------ Data for this task ------

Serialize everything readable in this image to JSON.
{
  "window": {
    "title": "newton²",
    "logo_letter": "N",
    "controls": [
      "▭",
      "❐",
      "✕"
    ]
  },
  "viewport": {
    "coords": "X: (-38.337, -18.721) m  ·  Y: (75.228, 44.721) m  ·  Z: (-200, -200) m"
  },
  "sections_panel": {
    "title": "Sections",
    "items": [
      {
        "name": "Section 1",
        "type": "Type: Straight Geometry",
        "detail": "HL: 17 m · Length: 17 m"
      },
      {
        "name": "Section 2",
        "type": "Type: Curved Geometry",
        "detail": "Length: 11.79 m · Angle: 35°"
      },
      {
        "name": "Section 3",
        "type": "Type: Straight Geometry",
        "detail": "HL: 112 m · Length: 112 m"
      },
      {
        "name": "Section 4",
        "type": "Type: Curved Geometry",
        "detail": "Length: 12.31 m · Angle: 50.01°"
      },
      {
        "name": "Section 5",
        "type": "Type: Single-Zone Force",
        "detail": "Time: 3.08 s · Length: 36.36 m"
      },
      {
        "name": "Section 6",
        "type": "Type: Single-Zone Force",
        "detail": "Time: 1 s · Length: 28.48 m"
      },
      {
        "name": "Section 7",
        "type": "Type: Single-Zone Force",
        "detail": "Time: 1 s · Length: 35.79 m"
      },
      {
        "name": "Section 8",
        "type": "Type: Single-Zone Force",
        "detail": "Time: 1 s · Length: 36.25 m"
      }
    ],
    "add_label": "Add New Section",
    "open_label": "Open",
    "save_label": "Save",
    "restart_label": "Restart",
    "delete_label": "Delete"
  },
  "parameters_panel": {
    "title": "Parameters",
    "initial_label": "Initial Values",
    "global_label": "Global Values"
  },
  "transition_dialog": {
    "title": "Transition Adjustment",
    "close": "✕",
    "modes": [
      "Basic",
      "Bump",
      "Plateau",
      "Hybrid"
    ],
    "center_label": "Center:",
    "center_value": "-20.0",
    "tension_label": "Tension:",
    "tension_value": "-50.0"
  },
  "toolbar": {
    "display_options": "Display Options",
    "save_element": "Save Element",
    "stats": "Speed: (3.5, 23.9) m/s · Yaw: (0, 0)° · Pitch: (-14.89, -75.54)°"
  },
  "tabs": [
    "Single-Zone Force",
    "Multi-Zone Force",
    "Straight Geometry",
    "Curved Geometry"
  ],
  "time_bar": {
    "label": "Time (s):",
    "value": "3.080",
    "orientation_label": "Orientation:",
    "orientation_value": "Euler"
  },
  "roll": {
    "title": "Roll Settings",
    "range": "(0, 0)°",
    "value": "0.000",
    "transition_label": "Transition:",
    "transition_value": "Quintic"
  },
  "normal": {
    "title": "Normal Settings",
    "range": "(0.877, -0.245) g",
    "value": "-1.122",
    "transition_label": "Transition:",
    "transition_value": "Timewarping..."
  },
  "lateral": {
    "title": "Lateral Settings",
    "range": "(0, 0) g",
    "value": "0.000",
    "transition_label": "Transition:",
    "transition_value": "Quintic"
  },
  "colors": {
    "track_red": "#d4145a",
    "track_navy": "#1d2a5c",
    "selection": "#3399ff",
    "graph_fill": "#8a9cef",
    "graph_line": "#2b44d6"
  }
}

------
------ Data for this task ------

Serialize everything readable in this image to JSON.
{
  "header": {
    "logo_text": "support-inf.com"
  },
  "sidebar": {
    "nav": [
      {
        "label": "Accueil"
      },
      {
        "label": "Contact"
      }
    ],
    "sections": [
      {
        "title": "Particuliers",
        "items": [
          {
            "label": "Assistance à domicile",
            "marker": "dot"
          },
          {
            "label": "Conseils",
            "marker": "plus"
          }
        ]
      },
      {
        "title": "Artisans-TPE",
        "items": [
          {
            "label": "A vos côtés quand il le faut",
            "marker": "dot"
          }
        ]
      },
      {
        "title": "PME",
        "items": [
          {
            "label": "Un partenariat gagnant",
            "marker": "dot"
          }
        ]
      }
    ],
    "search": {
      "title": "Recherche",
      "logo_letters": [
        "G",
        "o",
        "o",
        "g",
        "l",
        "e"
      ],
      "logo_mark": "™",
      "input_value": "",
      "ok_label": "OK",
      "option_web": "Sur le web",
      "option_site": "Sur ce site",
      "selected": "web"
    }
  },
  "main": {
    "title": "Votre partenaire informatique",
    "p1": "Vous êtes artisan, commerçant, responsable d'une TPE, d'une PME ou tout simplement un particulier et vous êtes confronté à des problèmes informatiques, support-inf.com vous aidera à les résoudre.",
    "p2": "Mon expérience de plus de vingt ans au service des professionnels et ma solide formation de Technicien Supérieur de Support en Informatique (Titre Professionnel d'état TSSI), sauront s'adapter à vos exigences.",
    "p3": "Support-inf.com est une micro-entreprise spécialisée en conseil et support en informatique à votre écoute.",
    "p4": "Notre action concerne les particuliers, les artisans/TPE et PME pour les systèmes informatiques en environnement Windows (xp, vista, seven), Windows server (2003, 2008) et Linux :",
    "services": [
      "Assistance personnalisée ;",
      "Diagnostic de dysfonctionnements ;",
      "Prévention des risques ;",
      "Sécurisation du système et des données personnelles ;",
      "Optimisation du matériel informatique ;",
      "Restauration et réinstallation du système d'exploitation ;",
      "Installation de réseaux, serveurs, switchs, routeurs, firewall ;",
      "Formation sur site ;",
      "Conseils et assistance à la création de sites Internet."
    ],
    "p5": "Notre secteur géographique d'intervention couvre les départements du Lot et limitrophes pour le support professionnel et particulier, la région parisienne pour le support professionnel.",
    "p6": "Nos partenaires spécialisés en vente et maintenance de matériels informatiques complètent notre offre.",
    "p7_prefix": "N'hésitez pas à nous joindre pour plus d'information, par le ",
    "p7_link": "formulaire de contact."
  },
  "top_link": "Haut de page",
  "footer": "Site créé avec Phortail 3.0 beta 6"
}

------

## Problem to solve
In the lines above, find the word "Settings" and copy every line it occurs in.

## Task response
    "title": "Roll Settings",
    "title": "Normal Settings",
    "title": "Lateral Settings",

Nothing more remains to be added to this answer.